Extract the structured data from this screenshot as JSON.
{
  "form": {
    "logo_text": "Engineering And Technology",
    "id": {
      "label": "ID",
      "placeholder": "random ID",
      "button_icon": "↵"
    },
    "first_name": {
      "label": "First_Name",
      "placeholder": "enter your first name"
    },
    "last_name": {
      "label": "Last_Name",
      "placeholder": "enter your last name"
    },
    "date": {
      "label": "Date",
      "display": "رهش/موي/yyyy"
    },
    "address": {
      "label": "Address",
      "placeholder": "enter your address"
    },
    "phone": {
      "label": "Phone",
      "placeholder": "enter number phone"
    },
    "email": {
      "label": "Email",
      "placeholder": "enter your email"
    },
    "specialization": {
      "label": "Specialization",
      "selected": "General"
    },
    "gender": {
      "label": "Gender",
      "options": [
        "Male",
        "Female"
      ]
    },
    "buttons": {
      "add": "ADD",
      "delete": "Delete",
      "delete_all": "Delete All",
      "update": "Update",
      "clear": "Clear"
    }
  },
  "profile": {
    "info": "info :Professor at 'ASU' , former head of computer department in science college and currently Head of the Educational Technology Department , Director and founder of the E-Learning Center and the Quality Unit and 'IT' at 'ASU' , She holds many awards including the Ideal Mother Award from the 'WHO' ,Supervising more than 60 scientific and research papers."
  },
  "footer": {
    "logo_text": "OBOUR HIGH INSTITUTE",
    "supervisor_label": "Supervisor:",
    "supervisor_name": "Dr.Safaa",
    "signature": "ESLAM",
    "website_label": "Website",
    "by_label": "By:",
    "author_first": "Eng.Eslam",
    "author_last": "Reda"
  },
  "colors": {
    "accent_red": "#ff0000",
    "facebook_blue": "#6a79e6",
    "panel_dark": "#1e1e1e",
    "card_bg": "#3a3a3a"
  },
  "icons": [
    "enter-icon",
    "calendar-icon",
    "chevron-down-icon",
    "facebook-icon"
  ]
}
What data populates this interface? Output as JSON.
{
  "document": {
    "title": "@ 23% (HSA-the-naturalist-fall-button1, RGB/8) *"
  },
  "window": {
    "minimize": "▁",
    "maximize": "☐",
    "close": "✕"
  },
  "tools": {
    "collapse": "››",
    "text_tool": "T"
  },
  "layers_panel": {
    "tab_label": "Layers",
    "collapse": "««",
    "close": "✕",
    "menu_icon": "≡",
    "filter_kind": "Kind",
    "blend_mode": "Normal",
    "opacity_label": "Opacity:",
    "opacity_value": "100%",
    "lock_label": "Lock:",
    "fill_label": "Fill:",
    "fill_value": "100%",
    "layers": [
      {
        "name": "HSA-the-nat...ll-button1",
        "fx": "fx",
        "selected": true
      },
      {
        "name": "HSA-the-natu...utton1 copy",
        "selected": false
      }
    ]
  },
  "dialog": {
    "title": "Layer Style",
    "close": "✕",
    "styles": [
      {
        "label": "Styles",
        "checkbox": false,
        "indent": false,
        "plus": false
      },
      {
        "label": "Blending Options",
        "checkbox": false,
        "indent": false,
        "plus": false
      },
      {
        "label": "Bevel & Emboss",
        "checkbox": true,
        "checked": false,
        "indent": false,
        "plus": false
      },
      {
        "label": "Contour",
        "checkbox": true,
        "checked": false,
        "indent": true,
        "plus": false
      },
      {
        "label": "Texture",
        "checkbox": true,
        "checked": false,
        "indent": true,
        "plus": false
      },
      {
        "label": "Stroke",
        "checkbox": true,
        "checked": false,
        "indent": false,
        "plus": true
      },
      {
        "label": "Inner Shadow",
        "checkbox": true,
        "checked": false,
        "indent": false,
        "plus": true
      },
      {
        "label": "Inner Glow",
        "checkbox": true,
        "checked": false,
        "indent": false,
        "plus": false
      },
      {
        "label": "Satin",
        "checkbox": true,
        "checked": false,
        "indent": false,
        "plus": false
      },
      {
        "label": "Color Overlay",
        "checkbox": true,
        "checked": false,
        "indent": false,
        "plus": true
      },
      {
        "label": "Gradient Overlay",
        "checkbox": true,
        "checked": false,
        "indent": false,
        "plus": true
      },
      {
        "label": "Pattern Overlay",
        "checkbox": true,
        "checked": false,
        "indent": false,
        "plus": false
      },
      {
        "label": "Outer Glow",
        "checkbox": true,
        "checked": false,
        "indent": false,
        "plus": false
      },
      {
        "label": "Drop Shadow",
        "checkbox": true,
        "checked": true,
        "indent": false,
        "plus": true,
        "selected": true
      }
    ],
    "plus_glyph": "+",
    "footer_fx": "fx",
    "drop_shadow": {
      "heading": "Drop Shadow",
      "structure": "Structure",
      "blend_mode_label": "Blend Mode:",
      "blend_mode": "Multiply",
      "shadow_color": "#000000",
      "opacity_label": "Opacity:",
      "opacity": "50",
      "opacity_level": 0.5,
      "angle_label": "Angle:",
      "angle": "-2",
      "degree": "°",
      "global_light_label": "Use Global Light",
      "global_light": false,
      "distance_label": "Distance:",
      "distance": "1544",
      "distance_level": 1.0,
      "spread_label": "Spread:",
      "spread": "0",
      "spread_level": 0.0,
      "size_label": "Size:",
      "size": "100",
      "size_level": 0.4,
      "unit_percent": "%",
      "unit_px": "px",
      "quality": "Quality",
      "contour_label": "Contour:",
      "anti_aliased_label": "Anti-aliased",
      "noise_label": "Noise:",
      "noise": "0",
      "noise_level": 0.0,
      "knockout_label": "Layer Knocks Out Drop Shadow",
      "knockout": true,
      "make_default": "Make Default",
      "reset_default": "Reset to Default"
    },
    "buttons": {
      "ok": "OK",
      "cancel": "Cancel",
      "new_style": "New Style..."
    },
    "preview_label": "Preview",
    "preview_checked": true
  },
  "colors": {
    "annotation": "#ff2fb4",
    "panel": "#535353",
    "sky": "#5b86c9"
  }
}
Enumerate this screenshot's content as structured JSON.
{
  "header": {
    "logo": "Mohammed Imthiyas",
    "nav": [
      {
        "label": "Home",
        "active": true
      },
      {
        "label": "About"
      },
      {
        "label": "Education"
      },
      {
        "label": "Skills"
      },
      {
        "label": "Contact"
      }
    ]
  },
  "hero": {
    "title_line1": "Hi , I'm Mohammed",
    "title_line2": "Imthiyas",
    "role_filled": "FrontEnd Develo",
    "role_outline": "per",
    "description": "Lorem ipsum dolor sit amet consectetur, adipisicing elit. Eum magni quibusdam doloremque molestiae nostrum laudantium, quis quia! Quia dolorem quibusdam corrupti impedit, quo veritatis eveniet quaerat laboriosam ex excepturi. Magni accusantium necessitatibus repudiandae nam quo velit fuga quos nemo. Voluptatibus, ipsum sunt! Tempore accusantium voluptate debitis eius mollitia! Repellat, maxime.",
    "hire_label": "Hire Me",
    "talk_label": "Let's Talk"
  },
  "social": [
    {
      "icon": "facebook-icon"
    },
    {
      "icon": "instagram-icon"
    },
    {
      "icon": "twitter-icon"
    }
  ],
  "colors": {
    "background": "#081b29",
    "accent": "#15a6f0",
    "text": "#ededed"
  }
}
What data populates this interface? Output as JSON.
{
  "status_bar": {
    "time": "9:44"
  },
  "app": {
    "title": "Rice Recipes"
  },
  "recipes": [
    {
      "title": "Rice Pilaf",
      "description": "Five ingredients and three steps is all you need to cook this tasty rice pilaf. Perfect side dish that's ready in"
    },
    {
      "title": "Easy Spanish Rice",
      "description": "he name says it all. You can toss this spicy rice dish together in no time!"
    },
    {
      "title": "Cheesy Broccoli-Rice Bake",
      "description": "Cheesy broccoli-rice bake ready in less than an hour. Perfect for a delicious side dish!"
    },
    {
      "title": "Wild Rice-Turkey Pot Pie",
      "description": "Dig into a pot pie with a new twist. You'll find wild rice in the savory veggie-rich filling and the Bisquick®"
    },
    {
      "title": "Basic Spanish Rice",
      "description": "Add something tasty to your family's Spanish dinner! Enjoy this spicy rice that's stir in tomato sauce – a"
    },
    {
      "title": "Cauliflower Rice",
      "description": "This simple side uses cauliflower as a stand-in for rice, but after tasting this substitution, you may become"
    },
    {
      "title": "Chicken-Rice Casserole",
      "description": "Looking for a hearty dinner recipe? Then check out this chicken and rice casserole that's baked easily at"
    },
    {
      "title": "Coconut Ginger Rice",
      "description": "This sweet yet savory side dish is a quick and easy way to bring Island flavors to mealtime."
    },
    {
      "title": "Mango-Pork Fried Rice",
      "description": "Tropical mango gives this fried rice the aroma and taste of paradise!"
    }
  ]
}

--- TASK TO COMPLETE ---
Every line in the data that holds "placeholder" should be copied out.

--- SOLVED PROBLEM ---
      "placeholder": "random ID",
      "placeholder": "enter your first name"
      "placeholder": "enter your last name"
      "placeholder": "enter your address"
      "placeholder": "enter number phone"
      "placeholder": "enter your email"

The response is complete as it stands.